Symmastia Correction in Palm Harbor and Clearwater

Synmastia, also known as Symmastia, is a condition that occurs when breast implants sit too close to the middle of a woman’s chest and in extreme cases even touch each other. Some women refer to synmastia as “breadloafing” or the “uniboob” look. Palm Harbor Board Certified Plastic Surgeon, Dr. Isidoros Moraitis, is experienced in repair of Synmastia through breast augmentation revision surgery.

Naturally, there is a space between a woman’s breasts which is defined by a gentle fold, referred to as the medial fold. The medial fold separates the breasts, giving them shape, form, and what is often referred to as cleavage. Synmastia is a condition which requires revision breast surgery and is often difficult to correct because of the delicate nature of the natural medial fold. Even if the breasts are naturally large in size or have been enhanced with larger breast implants, there should be a degree of separation to give each breast definition. Symmastia is one of the most dreaded complications following breast augmentation, and permanent correction can be a very difficult surgery.  It is important to find a qualified Board Certified plastic surgeon with extensive experience with symmastia repair.

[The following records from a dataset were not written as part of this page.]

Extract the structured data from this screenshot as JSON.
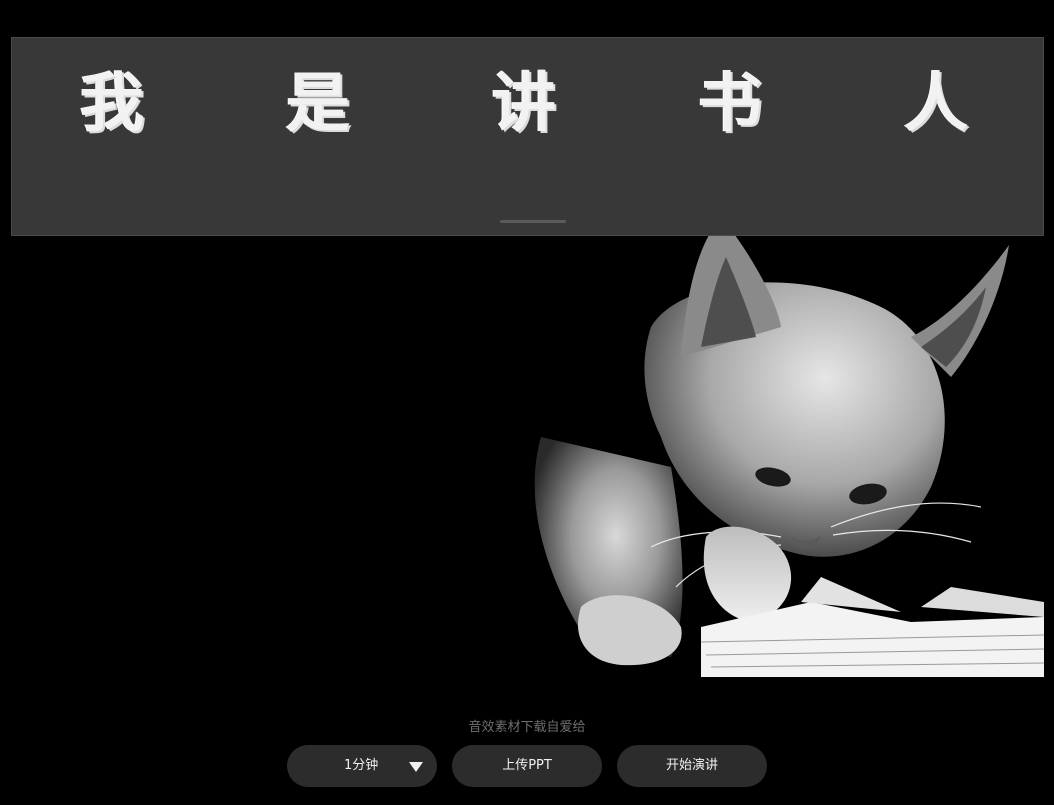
{
  "slide": {
    "title_chars": [
      "我",
      "是",
      "讲",
      "书",
      "人"
    ]
  },
  "credit_text": "音效素材下载自爱给",
  "controls": {
    "duration": {
      "value": "1分钟",
      "icon": "triangle-down-icon"
    },
    "upload_label": "上传PPT",
    "start_label": "开始演讲"
  },
  "colors": {
    "background": "#000000",
    "title_band": "#383838",
    "button": "#2c2c2c",
    "button_text": "#f0f0f0",
    "credit_text": "#6e6e6e"
  }
}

Not only is symmastia visually displeasing, but can also cause complications including pain.

What causes Symmastia?

Symmastia can occur following breast augmentation surgery if the pocket created to contain the breast implants was made slightly too large, if the implants migrate out of position, or if the fibrous tissue which creates the medial fold becomes weak or stretched.

Can smaller implants correct Symmastia?

Unfortunately, symmastia can only be surgically corrected as it is not an issue with the implant. The pocket the implant sits in must be repaired.

How is Symmastia be corrected?

Undergoing revision surgery for symmastia can restore the breasts and medial fold to their intended appearance. The exact procedure necessary can depend on the position of the breasts, the position of the implants (above or below the muscle), and how the tissue internally has healed. In most cases, scar tissue that surrounds the implant is removed from the breast, a procedure known as a caspulectomy/capsulotomy. The pocket or capsule that surrounds the implants is revised, to reposition and hold the implants in a more appropriate pocket. Permanent internal sutures are used to create a new medial fold, holding the skin and tissue against the sternum and preventing the implants from migrating medially. Your plastic surgeon may recommend replacing your implants with a different size or changing surgical planes, ie subglandular to submuscular or vice versa.

For more information on Symmastia Repair, please call or contact Dr. Moraitis or his staff at his Plastic Surgery center in Palm Harbor today.